[Data about app and page elements]
===
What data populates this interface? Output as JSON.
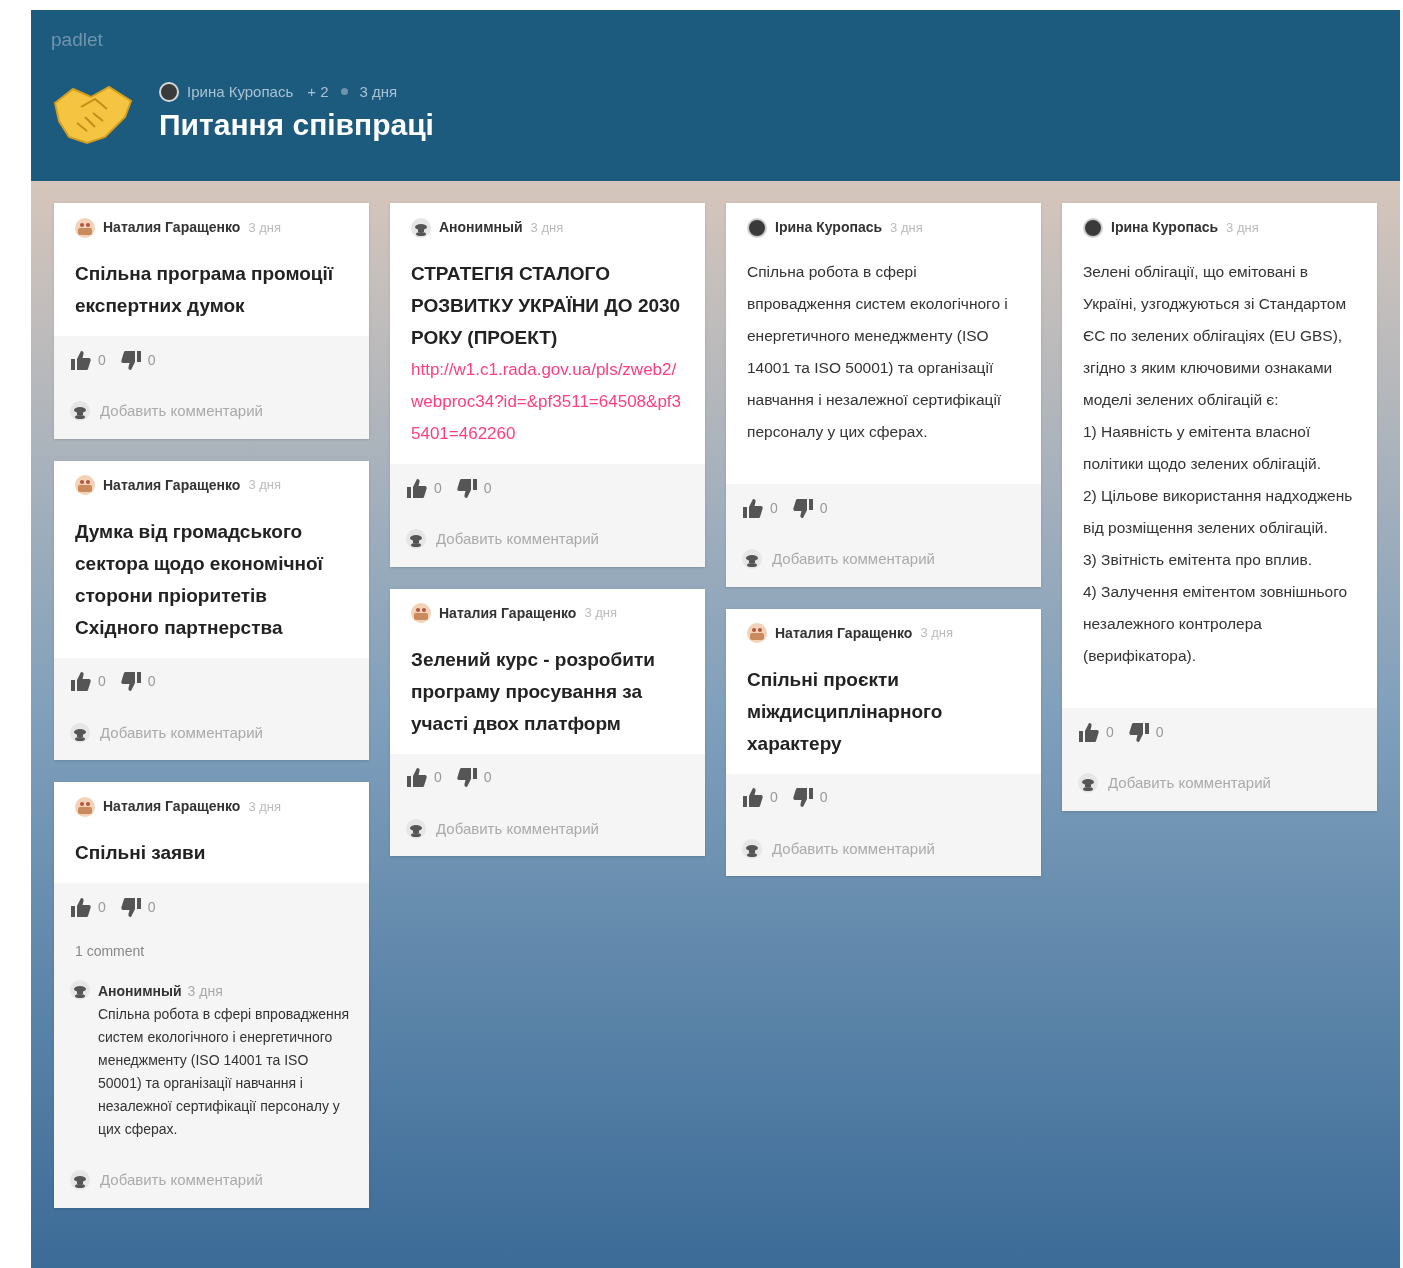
{
  "app": {
    "logo": "padlet"
  },
  "board": {
    "author": "Ірина Куропась",
    "contributors": "+ 2",
    "time": "3 дня",
    "title": "Питання співпраці"
  },
  "columns": [
    {
      "posts": [
        {
          "author": {
            "name": "Наталия Гаращенко",
            "avatar": {
              "kind": "drawing"
            }
          },
          "time": "3 дня",
          "content": {
            "kind": "title",
            "text": "Спільна програма промоції експертних думок"
          },
          "likes": "0",
          "dislikes": "0",
          "add_comment": "Добавить комментарий"
        },
        {
          "author": {
            "name": "Наталия Гаращенко",
            "avatar": {
              "kind": "drawing"
            }
          },
          "time": "3 дня",
          "content": {
            "kind": "title",
            "text": "Думка від громадського сектора щодо економічної сторони пріоритетів Східного партнерства"
          },
          "likes": "0",
          "dislikes": "0",
          "add_comment": "Добавить комментарий"
        },
        {
          "author": {
            "name": "Наталия Гаращенко",
            "avatar": {
              "kind": "drawing"
            }
          },
          "time": "3 дня",
          "content": {
            "kind": "title",
            "text": "Спільні заяви"
          },
          "likes": "0",
          "dislikes": "0",
          "comments_label": "1 comment",
          "comments": [
            {
              "author": {
                "name": "Анонимный",
                "avatar": {
                  "kind": "anonymous"
                }
              },
              "time": "3 дня",
              "text": "Спільна робота в сфері впровадження систем екологічного і енергетичного менеджменту (ISO 14001 та ISO 50001) та організації навчання і незалежної сертифікації персоналу у цих сферах."
            }
          ],
          "add_comment": "Добавить комментарий"
        }
      ]
    },
    {
      "posts": [
        {
          "author": {
            "name": "Анонимный",
            "avatar": {
              "kind": "anonymous"
            }
          },
          "time": "3 дня",
          "content": {
            "kind": "title",
            "text": "СТРАТЕГІЯ СТАЛОГО РОЗВИТКУ УКРАЇНИ ДО 2030 РОКУ (ПРОЕКТ)"
          },
          "link": "http://w1.c1.rada.gov.ua/pls/zweb2/webproc34?id=&pf3511=64508&pf35401=462260",
          "likes": "0",
          "dislikes": "0",
          "add_comment": "Добавить комментарий"
        },
        {
          "author": {
            "name": "Наталия Гаращенко",
            "avatar": {
              "kind": "drawing"
            }
          },
          "time": "3 дня",
          "content": {
            "kind": "title",
            "text": "Зелений курс - розробити програму просування за участі двох платформ"
          },
          "likes": "0",
          "dislikes": "0",
          "add_comment": "Добавить комментарий"
        }
      ]
    },
    {
      "posts": [
        {
          "author": {
            "name": "Ірина Куропась",
            "avatar": {
              "kind": "photo"
            }
          },
          "time": "3 дня",
          "content": {
            "kind": "text",
            "text": "Спільна робота в сфері впровадження систем екологічного і енергетичного менеджменту (ISO 14001 та ISO 50001) та організації навчання і незалежної сертифікації персоналу у цих сферах."
          },
          "likes": "0",
          "dislikes": "0",
          "add_comment": "Добавить комментарий"
        },
        {
          "author": {
            "name": "Наталия Гаращенко",
            "avatar": {
              "kind": "drawing"
            }
          },
          "time": "3 дня",
          "content": {
            "kind": "title",
            "text": "Спільні проєкти міждисциплінарного характеру"
          },
          "likes": "0",
          "dislikes": "0",
          "add_comment": "Добавить комментарий"
        }
      ]
    },
    {
      "posts": [
        {
          "author": {
            "name": "Ірина Куропась",
            "avatar": {
              "kind": "photo"
            }
          },
          "time": "3 дня",
          "content": {
            "kind": "text",
            "text": "Зелені облігації, що емітовані в Україні, узгоджуються зі Стандартом ЄС по зелених облігаціях (EU GBS), згідно з яким ключовими ознаками моделі зелених облігацій є:\n1) Наявність у емітента власної політики щодо зелених облігацій.\n2) Цільове використання надходжень від розміщення зелених облігацій.\n3) Звітність емітента про вплив.\n4) Залучення емітентом зовнішнього незалежного контролера (верифікатора)."
          },
          "likes": "0",
          "dislikes": "0",
          "add_comment": "Добавить комментарий"
        }
      ]
    }
  ]
}
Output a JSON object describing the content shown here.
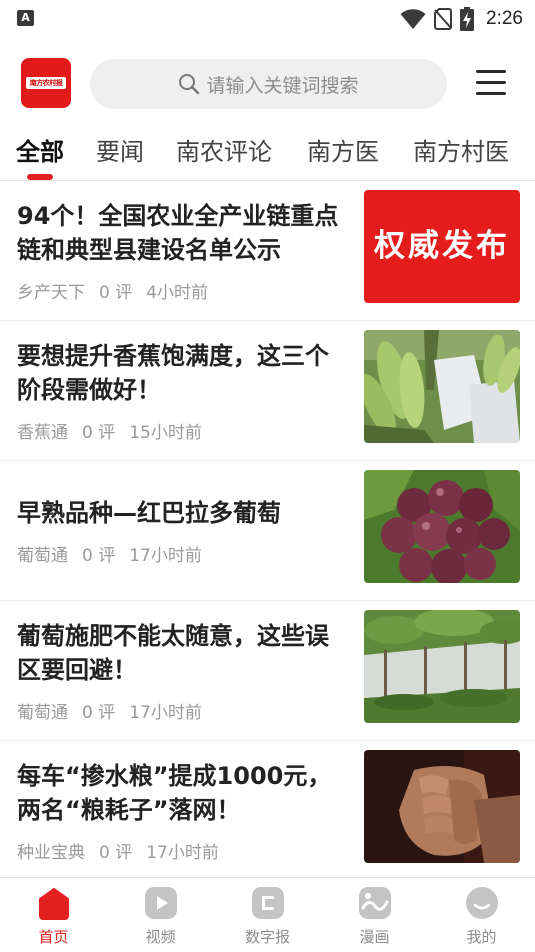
{
  "status_bar": {
    "app_icon_letter": "A",
    "time": "2:26"
  },
  "header": {
    "logo_text": "南方农村报",
    "search_placeholder": "请输入关键词搜索"
  },
  "tabs": [
    {
      "label": "全部",
      "active": true
    },
    {
      "label": "要闻",
      "active": false
    },
    {
      "label": "南农评论",
      "active": false
    },
    {
      "label": "南方医",
      "active": false
    },
    {
      "label": "南方村医",
      "active": false
    }
  ],
  "news": [
    {
      "title": "94个！全国农业全产业链重点链和典型县建设名单公示",
      "source": "乡产天下",
      "comments": "0 评",
      "time": "4小时前",
      "thumb_text": "权威发布"
    },
    {
      "title": "要想提升香蕉饱满度，这三个阶段需做好！",
      "source": "香蕉通",
      "comments": "0 评",
      "time": "15小时前"
    },
    {
      "title": "早熟品种—红巴拉多葡萄",
      "source": "葡萄通",
      "comments": "0 评",
      "time": "17小时前"
    },
    {
      "title": "葡萄施肥不能太随意，这些误区要回避！",
      "source": "葡萄通",
      "comments": "0 评",
      "time": "17小时前"
    },
    {
      "title": "每车“掺水粮”提成1000元，两名“粮耗子”落网！",
      "source": "种业宝典",
      "comments": "0 评",
      "time": "17小时前"
    }
  ],
  "bottom_nav": [
    {
      "label": "首页",
      "icon": "home-icon",
      "active": true
    },
    {
      "label": "视频",
      "icon": "video-icon",
      "active": false
    },
    {
      "label": "数字报",
      "icon": "newspaper-icon",
      "active": false
    },
    {
      "label": "漫画",
      "icon": "comic-icon",
      "active": false
    },
    {
      "label": "我的",
      "icon": "profile-icon",
      "active": false
    }
  ],
  "colors": {
    "accent": "#e52020",
    "brand_red": "#e21a1a",
    "inactive_icon": "#c4c4c4"
  }
}
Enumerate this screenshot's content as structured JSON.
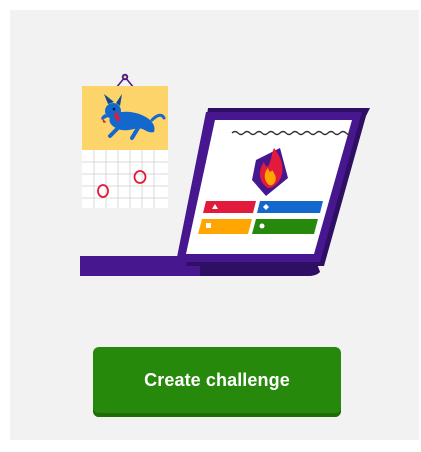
{
  "illustration": {
    "icons": [
      "calendar-icon",
      "dog-icon",
      "laptop-icon",
      "flame-badge-icon",
      "answer-triangle-icon",
      "answer-diamond-icon",
      "answer-circle-icon",
      "answer-square-icon"
    ],
    "colors": {
      "laptop_purple": "#46178f",
      "answer_red": "#e21b3c",
      "answer_blue": "#1368ce",
      "answer_yellow": "#ffa602",
      "answer_green": "#26890c",
      "calendar_yellow": "#fcd46a"
    }
  },
  "create_button": {
    "label": "Create challenge",
    "color": "#26890c"
  }
}
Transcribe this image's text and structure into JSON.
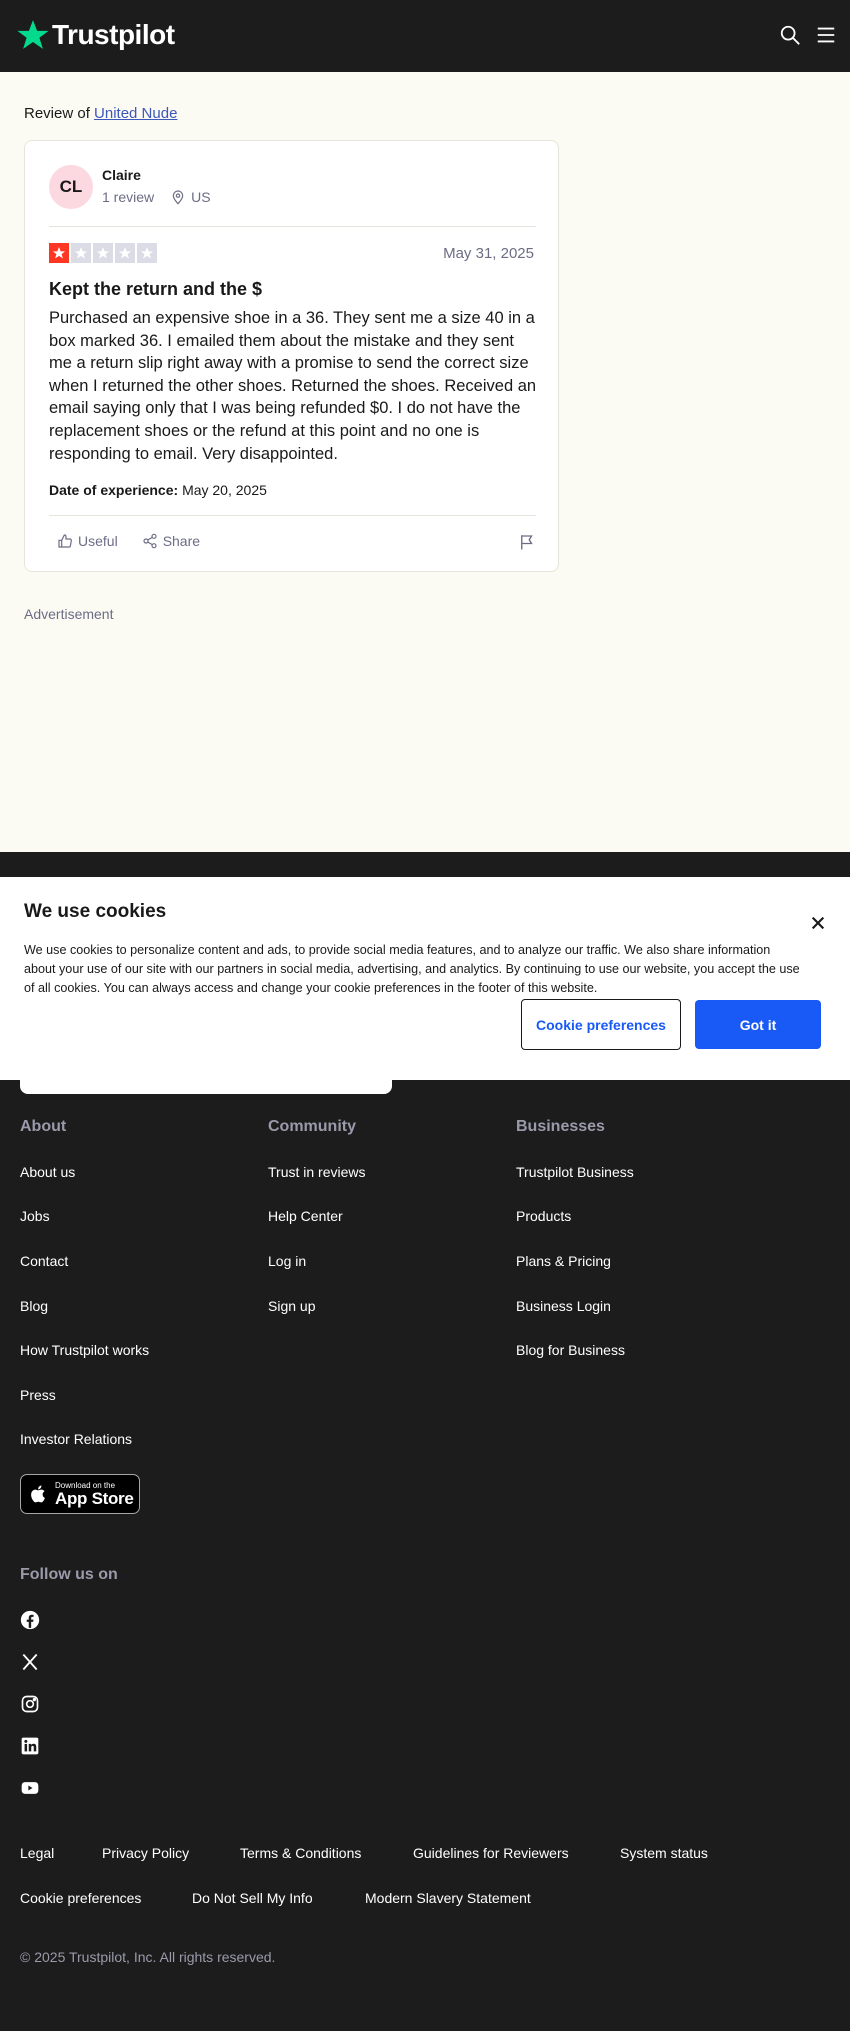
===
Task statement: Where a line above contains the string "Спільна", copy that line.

Task response:
            "text": "Спільна програма промоції експертних думок"
              "text": "Спільна робота в сфері впровадження систем екологічного і енергетичного менеджменту (ISO 14001 та ISO 50001) та організації навчання і незалежної сертифікації персоналу у цих сферах."
            "text": "Спільна робота в сфері впровадження систем екологічного і енергетичного менеджменту (ISO 14001 та ISO 50001) та організації навчання і незалежної сертифікації персоналу у цих сферах."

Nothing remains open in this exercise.